Please copy out every line in the entries that includes the word "ignored".
+++ The data +++
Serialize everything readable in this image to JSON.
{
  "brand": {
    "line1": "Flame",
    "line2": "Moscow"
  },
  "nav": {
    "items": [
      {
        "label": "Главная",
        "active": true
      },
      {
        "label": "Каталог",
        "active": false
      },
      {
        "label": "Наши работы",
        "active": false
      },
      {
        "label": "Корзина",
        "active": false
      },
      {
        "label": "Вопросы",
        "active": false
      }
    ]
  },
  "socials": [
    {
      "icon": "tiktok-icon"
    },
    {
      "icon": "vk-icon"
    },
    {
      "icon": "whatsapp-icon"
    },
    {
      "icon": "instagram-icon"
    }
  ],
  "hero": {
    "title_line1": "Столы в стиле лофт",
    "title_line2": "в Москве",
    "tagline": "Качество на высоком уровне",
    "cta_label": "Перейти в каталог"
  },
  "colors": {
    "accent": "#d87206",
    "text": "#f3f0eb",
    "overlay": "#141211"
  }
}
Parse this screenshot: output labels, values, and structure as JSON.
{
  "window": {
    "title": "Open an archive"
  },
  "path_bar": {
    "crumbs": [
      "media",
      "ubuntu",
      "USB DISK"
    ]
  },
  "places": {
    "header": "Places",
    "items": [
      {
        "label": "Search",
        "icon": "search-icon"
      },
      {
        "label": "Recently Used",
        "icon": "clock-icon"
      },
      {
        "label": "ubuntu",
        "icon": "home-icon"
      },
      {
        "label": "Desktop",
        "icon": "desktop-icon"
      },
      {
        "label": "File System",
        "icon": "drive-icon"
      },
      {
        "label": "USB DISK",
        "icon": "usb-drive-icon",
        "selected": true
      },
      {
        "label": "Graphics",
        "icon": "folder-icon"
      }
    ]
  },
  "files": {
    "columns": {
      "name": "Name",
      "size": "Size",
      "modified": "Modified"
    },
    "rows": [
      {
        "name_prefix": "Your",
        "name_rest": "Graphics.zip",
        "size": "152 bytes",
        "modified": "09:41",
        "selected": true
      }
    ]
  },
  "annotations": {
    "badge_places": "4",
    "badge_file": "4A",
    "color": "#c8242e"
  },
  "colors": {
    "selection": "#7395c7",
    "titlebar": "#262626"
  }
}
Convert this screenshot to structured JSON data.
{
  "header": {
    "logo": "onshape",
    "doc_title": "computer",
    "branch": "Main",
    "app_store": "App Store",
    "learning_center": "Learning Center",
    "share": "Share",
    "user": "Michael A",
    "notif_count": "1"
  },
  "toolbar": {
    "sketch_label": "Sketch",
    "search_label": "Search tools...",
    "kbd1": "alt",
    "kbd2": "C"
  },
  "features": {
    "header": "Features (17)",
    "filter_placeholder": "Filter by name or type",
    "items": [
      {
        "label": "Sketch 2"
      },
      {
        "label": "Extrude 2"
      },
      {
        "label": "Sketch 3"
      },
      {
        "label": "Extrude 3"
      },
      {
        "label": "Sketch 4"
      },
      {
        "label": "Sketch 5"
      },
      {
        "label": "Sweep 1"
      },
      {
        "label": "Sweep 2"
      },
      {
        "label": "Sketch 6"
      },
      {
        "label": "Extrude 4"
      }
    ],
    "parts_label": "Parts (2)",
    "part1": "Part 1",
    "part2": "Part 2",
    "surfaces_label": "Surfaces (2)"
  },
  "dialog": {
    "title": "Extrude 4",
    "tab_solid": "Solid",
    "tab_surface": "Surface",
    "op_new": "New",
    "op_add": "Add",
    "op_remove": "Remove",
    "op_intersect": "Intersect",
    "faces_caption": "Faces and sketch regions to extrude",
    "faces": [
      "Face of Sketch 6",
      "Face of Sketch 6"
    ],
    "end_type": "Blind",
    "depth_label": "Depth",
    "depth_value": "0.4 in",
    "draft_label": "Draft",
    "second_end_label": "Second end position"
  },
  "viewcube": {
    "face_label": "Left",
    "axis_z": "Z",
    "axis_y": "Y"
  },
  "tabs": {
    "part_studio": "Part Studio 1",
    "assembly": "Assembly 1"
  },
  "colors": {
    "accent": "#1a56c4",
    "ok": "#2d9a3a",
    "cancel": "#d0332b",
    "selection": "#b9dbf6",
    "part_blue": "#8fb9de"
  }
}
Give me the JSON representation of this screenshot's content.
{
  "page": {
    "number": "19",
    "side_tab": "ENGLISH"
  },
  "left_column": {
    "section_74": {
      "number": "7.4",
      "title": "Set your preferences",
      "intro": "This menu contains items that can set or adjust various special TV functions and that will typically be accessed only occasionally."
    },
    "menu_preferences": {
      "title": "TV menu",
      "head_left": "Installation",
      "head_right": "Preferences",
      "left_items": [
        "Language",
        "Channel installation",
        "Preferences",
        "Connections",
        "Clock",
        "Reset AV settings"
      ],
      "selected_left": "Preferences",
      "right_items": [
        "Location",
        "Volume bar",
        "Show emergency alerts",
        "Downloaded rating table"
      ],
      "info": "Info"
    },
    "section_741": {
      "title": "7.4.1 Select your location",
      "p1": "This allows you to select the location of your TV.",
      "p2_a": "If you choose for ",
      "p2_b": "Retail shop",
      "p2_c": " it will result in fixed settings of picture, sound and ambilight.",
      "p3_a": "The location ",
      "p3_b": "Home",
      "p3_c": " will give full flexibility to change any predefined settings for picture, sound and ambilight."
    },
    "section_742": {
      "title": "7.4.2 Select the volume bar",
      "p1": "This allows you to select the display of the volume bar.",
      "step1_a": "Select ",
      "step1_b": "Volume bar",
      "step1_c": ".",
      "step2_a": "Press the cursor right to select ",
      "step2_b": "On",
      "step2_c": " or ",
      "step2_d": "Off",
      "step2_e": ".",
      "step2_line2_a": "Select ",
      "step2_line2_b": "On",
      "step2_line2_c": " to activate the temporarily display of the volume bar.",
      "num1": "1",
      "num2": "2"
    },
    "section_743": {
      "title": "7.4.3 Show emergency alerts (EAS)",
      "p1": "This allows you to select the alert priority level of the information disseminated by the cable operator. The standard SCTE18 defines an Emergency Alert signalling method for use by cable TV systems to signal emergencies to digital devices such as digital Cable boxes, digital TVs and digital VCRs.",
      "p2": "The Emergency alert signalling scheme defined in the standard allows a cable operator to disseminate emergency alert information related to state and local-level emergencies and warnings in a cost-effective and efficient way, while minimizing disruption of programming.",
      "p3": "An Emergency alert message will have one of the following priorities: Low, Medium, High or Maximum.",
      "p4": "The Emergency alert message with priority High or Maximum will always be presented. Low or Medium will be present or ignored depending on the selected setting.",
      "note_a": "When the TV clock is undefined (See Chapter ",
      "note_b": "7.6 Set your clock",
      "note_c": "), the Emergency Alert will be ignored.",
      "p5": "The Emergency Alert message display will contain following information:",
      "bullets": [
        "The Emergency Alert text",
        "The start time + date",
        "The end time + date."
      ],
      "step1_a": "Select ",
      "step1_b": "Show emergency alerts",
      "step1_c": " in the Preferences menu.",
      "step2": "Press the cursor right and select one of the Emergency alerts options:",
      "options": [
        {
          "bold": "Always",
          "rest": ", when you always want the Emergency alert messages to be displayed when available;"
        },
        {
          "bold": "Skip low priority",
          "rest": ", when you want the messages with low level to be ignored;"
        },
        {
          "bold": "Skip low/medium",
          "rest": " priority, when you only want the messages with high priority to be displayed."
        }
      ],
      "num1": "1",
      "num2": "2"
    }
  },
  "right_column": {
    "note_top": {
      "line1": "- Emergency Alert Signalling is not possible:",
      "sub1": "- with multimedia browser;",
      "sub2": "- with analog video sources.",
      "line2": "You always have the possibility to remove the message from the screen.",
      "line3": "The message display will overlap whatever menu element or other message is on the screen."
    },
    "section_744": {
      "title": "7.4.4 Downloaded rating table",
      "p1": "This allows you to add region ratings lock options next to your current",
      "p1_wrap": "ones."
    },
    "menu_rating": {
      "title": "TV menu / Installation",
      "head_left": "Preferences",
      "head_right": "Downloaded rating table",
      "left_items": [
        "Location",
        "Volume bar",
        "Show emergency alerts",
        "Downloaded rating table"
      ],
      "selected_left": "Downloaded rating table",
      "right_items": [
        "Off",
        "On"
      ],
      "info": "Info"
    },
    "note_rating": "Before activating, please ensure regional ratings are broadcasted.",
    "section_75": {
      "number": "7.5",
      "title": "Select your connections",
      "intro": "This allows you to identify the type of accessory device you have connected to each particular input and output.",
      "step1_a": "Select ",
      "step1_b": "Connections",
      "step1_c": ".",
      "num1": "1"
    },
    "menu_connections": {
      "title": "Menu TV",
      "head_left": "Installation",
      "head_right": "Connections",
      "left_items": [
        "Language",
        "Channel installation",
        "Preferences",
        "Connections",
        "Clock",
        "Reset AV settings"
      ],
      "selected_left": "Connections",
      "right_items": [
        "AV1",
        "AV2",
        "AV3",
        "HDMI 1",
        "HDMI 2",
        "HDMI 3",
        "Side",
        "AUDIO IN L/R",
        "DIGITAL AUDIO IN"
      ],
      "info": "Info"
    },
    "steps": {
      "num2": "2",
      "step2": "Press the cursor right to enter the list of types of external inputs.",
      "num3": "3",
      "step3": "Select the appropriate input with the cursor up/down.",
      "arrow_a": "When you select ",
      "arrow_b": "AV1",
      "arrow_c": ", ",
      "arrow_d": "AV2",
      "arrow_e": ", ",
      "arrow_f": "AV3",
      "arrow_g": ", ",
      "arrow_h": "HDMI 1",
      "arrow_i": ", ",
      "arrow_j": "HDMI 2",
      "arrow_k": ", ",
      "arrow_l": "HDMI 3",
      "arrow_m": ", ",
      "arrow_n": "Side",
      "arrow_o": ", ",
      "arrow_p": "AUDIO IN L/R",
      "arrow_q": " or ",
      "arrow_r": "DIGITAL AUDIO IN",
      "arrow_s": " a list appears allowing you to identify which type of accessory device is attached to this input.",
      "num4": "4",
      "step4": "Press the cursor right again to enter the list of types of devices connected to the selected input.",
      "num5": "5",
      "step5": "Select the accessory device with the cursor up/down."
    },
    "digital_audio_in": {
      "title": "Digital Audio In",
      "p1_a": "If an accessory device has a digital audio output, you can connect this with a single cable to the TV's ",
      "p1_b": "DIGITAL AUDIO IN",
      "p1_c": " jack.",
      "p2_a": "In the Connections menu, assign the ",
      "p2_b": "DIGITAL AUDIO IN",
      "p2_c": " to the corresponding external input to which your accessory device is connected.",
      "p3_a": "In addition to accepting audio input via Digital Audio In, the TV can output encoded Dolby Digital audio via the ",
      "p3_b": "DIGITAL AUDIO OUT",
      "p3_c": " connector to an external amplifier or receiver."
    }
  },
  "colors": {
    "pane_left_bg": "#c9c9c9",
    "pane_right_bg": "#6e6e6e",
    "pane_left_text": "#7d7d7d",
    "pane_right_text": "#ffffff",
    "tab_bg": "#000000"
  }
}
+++
**Answer space:**
      "p4": "The Emergency alert message with priority High or Maximum will always be presented. Low or Medium will be present or ignored depending on the selected setting.",
      "note_c": "), the Emergency Alert will be ignored.",
          "rest": ", when you want the messages with low level to be ignored;"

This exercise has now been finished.